The Netherlands Commercial Court
Towards the end of the year there are always legislative proposals that still need to be debated in Parliament. A good example of this is the legislative proposal regarding the establishment of the Netherlands Commercial Court (the ”NCC”) and the Netherlands Commercial Court of Appeal (the “NCCA”) that was submitted to Parliament on 17 July 2017. The NCC is a specialized court (in the process of being formed) designed to meet the growing need for efficient dispute resolution of civil or commercial matters with an international component. The NCC will be part of the District Court of Amsterdam and the NCCA will be part of the Amsterdam Court of Appeal.
Several countries already have a commercial court focusing on international trade disputes. By introducing the NCC, the Dutch legislator intends to prevent parties involved in a major international civil or commercial matter from electing (international) arbitration or a foreign jurisdiction.
Litigation at the NCC and the NCCA will in principle be in the English language. The court judgement will also be rendered in English. Dutch procedural law will be applicable to these proceedings. In case parties want to appeal the NCCA judgement, they need to do so before the Dutch Supreme Court based in the Hague. Proceedings before the Dutch Supreme Court are in the Dutch language.

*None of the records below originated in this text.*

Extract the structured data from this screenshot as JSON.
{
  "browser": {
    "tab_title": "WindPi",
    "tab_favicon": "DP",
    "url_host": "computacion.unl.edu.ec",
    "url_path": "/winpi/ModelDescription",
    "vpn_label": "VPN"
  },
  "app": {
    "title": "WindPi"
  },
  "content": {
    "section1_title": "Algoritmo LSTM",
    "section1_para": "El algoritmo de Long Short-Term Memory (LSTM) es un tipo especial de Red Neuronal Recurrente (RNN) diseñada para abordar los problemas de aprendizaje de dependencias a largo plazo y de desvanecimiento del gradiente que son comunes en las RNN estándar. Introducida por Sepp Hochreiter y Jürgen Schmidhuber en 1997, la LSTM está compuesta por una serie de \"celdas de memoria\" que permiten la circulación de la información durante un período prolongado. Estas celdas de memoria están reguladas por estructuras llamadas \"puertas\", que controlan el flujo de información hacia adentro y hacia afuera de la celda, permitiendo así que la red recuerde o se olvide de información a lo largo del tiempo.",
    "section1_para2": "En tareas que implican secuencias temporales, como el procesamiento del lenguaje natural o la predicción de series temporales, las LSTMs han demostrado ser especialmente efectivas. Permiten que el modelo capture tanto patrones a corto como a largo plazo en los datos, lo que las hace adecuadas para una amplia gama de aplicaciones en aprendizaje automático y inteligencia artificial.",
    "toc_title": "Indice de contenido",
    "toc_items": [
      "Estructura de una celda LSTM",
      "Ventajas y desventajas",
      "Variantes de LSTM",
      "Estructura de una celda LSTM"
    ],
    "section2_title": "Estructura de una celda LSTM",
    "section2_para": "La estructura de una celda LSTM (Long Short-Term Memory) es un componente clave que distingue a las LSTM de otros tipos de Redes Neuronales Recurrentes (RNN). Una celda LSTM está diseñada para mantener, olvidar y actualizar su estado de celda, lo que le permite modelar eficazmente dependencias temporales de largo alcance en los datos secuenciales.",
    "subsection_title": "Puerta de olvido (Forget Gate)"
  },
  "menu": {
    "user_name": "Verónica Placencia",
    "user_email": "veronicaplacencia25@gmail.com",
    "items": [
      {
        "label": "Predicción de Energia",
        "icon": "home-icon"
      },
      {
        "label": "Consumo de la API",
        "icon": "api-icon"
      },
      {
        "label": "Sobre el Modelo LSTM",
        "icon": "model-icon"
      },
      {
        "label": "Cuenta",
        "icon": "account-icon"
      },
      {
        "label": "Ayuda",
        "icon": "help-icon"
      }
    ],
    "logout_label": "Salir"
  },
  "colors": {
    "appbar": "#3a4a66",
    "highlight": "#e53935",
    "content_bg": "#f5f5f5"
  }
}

However, the Dutch Supreme Court may, in the event of an unanimous request from the parties, allow that parties file their defence or grounds for appeal in the English language.
Pursuant to the legislative proposal, parties will be able to litigate in front of the NCC/NCCA if the following conditions are met:
- the District Court of Amsterdam/Court of Appeal of Amsterdam has jurisdiction over the dispute;
- it concerns a civil or commercial matter within the autonomy of parties that is not subject to the jurisdiction of the Dutch subdistrict court or the exclusive jurisdiction of another chamber or court;
- it concerns an international dispute;
- parties have explicitly agreed to litigate in the English language at the NCC. A document containing such clause or a reference to general terms and conditions containing such clause is sufficient, provided that the specific clause has been explicitly accepted by or on behalf of the other party.
The NCC and NCCA court fees will be higher than the court fees for regular Dutch court cases. In principle the court fee at the NCC will amount to EUR 15,000 and the court fee at the NCCA will amount to EUR 20,000. Nevertheless, according to the explanatory memorandum the proceedings before the NCC and NCCA will provide an attractive alternative for (international) arbitration proceedings as the court fees will still be low in comparison with the average arbitration costs.
The legislative proposal is still under debate in the Lower House, which, according to the explanatory memorandum, already adopted a positive attitude towards the proposal to establish the NCC at the end of 2015. Hopefully the legislative proposal will be adopted by the Lower House before the start of the Christmas recess. Subsequently, the legislative proposal needs to be submitted to the Upper House. If all goes according to plan, litigation at the NCC and the NCCA can actually be realized in the course of 2018.